The thing is, I wanted to go deep with her. I wanted to know what she believed about what happened after you died. I wanted to know what she wanted me to learn from her life. I wanted her to give me a road map to raising my child. I wanted her to tell me how to have a long marriage. How to keep good friends for as long as she had. I wanted to know why she was so hard on herself at times, yet so confident and assertive at others. And what she wished she had done differently when she was raising kids.

But my mom wasn’t ready to dispense wisdom. She didn’t want to accept that she was going to die. I don’t begrudge her that. It was what she needed to do to keep herself from giving up completely. But I had this need to connect with her on a deeper level. I wanted to have the conversations you have with people who know they are dying.

I consulted with a rabbi where I live in St. Paul, and he gave me the idea of helping my mom write an “ethical will,” also called a “legacy letter.” While a legal will passes on physical assets, an “ethical will” passes on intangible values. The idea is that she could write a letter that described the values and life lessons she wanted to pass on to her family and loved ones. I brought up the idea with Mom. It was met with ambivalence. 

I tried again a few months later. She shrugged it off. 

The last week of her life, I had the privilege of staying with my parents and helping care for my mother in ways I never imagined I would. I sat with my mom the last night of her life, when she finally accepted that she should go into hospice. I brought her a computer and asked her to write a letter. She started one and wrote a few paragraphs, intending to come back to it the following day. But the following day, a rainy, hot, August afternoon, she died at home, with her family nearby. 

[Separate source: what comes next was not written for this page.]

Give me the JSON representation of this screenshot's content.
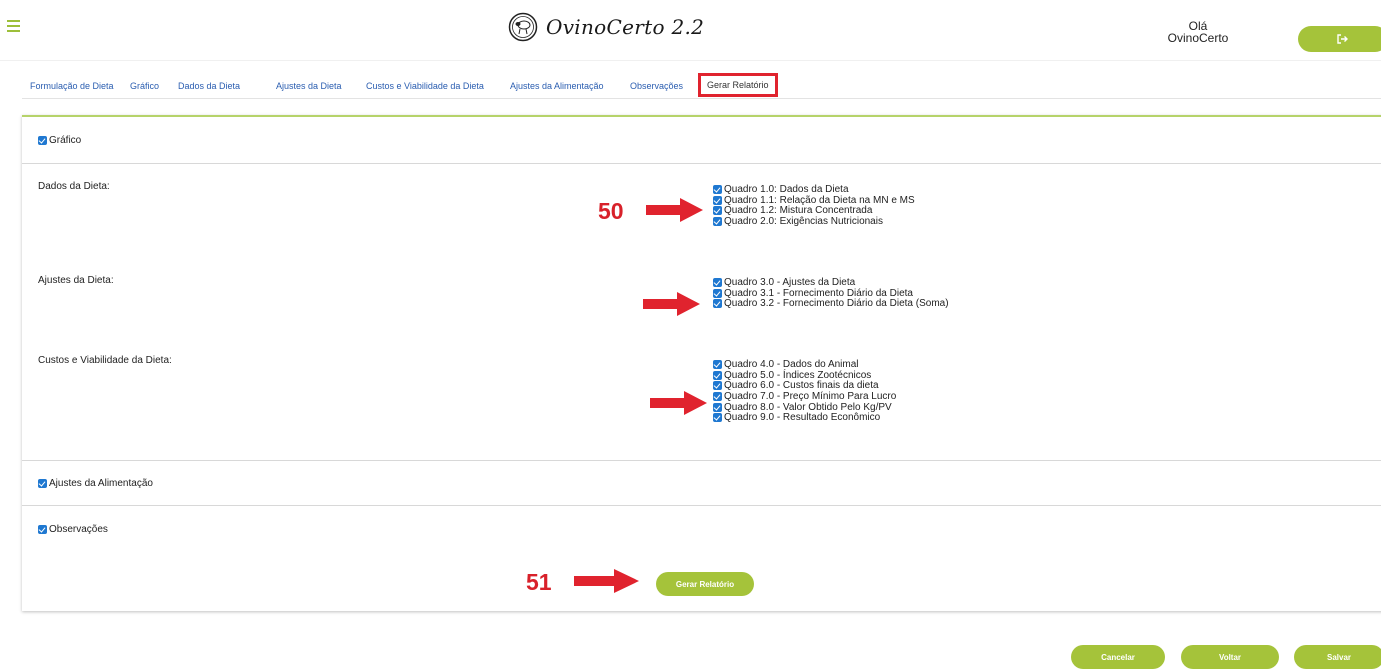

In the years since my mom died, I’ve had three more children, and I’ve written my own ethical will to my kids and my husband. I’m only 42, but I want to have a say in how my family remembers me, and I want them to have an idea of the lessons I hope I can pass along to them from my own life and from those who came before me. Sadly, my dad died in 2021 without writing his own legacy letter. These experiences have inspired me to start my own business helping individuals write their own legacy stories. If you are contemplating writing down or recording messages of love, hope, learning, forgiveness, regret, or blessings for your loved ones, there is no time like the present. I can help you get there if you don’t know where to start.

Suzanne Pekow is a former public radio journalist who teaches the art of legacy writing. She is an Ethical Will/Legacy Letter Certified LegacyNavigator™ (Trained and Certified by Celebrations of Life Services). You can find her online at her website

The material contained herein is for informational purposes only, and is not intended to create or constitute an attorney-client relationship between Schromen Law, LLC and the reader.  The views expressed in this article are not a statement of support or endorsement by Schromen Law, LLC.  The information contained herein is not offered as legal or medical advice and should not be construed as legal or medical advice.


    By submitting this form, you consent to receive SMS messages from Schromen Law, LLC. These SMS messages may include account updates, promotional offers, feedback surveys, and service-related notifications.

    Write a comment:


    Your email address will not be published.

    © 2023 Schromen Law, LLC | Privacy Policy | Legal Disclaimer